Is it because I’m getting old? It has to be because I’m getting old.
I’m more unfolding out of bed in the morning rather than jumping out of it. That loaded baked potato loads up around my midsection a lot easier and it’s a lot harder to get off. I really knew Father Time had his hand on my arthritic shoulder the morning I went to read my newspaper and had to lift up my glasses to see the words clearly.
(I’m wearing what they call “progressive lenses” now. Pretty much means I’m progressing toward a gold-plated AARP card.)
So that’s to what I attributed my reaction when I read Wednesday that ACC basketball coaches unanimously endorsed a plan that would have put every Division I team into the 2021 NCAA tournament.
All 357 of them.
Three-hundred. And fifty-seven.
Wait … wait … yep, there’s the indigestion again.
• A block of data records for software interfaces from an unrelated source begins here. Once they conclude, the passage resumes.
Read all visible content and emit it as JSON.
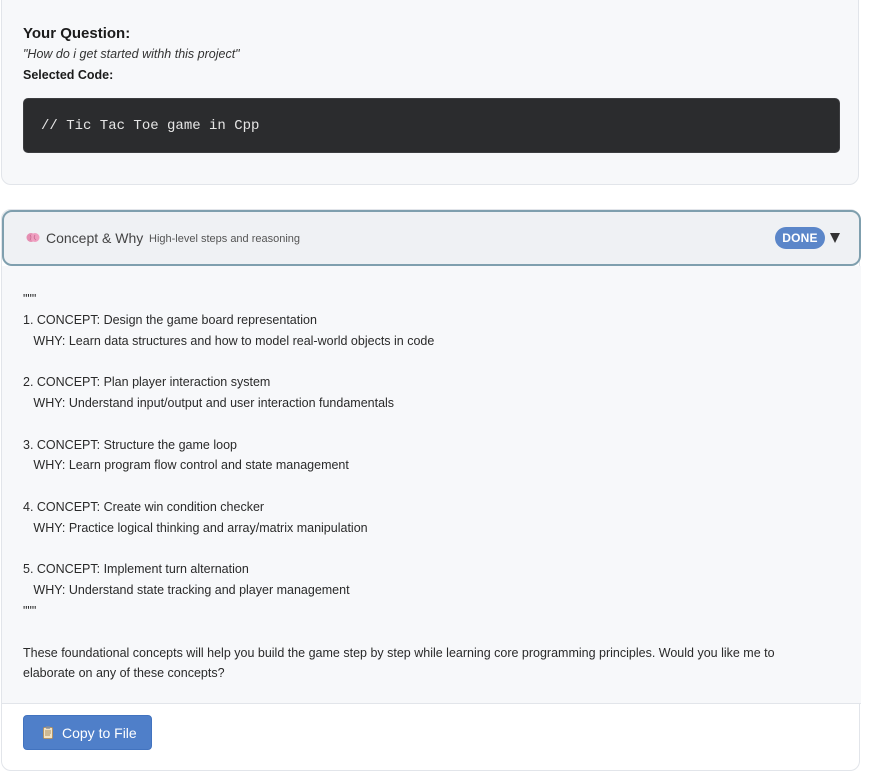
{
  "question": {
    "label": "Your Question:",
    "text": "\"How do i get started withh this project\"",
    "code_label": "Selected Code:",
    "code": "// Tic Tac Toe game in Cpp"
  },
  "section": {
    "icon": "brain-icon",
    "title": "Concept & Why",
    "subtitle": "High-level steps and reasoning",
    "status": "DONE",
    "status_color": "#5b86c9",
    "toggle_icon": "chevron-down-icon",
    "content": "\"\"\"\n1. CONCEPT: Design the game board representation\n   WHY: Learn data structures and how to model real-world objects in code\n\n2. CONCEPT: Plan player interaction system\n   WHY: Understand input/output and user interaction fundamentals\n\n3. CONCEPT: Structure the game loop\n   WHY: Learn program flow control and state management\n\n4. CONCEPT: Create win condition checker\n   WHY: Practice logical thinking and array/matrix manipulation\n\n5. CONCEPT: Implement turn alternation\n   WHY: Understand state tracking and player management\n\"\"\"\n\nThese foundational concepts will help you build the game step by step while learning core programming principles. Would you like me to elaborate on any of these concepts?"
  },
  "actions": {
    "copy_icon": "clipboard-icon",
    "copy_label": "Copy to File",
    "accent_color": "#4f7fc9"
  }
}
Some national basketball pundits jumped on board quickly. They thought this would be a big shot in the arm for this coming college basketball season when last season ended before the NCAA tournament could even tip off, wiped away by the COVID-19 pandemic.
Why stop at March Madness, they said, when you can have Mid-June Madness? The ACC coaches threw their full-throated support behind it.
“This is not a regular season,” Duke coach Mike Krzyzewski said in a statement. “It is clearly an irregular season that will require something different. Our sport needs to be agile and creative.”
Here’s the deal: Nothing becomes more agile by adding a ton of unnecessary weight to it.
Adding every team to the bracket would make the NCAA tournament different, but would it necessarily make the tournament better? Will more games mean more interest? I mean, the NCAA tournament already is one of the most popular events in a college sports calendar. What would adding every team in the Big Sky do to make it better?
A 357-team, all-in basketball tournament is a gimmick. The 2020 calendar has been gimmicky enough — competition bubbles, murder hornets and the like. We don’t need to add any more gimmicks to the slate, especially gimmicks simply for gimmicks’ sake.
Could it allow for some obscure Summit League team to tear through the early parts of the bracket? Sure. Cinderellas are fun. They always are. But blue-bloods drive the bus. Loyola Chicago and George Mason are cool. People still pay more attention to Kentucky and Kansas and Duke.
Look, back when I was you kids’ age, we had 64 teams on one channel and y’know what? We were thankful for what we had.
Anyway, Dan Gavitt, the NCAA’s senior vice president of basketball, soothed most of my heartburn Thursday when he essentially said “no thanks” to the ACC’s everyone-in-the-pool concept. Mr. Gavitt, I raise my glass of Metamucil to you.
Does it make me a cranky old fogey? Pretty much, yeah. But I’m of the opinion that, especially in these stress-filled and frustrating days, if we’re going to make any changes to anything, they need to be changes for the better, not just for the sake of change.